Recorded data:

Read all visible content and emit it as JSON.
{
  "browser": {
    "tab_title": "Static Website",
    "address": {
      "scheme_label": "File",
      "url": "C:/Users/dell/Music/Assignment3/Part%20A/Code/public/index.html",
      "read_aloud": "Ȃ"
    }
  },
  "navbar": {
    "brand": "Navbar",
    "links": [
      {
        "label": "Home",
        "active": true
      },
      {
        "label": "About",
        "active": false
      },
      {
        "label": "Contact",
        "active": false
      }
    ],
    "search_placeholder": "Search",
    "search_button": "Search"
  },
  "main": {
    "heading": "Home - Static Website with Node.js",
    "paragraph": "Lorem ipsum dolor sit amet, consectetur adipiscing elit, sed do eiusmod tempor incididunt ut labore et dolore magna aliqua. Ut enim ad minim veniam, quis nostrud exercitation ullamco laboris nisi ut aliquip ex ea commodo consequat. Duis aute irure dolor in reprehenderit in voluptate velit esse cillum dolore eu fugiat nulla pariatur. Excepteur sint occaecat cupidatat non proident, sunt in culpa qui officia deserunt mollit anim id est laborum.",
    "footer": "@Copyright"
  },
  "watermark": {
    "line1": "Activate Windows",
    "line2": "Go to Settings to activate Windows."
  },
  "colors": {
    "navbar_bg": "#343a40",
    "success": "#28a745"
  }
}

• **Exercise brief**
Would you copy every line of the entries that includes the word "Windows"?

• **Completed task**
    "line1": "Activate Windows",
    "line2": "Go to Settings to activate Windows."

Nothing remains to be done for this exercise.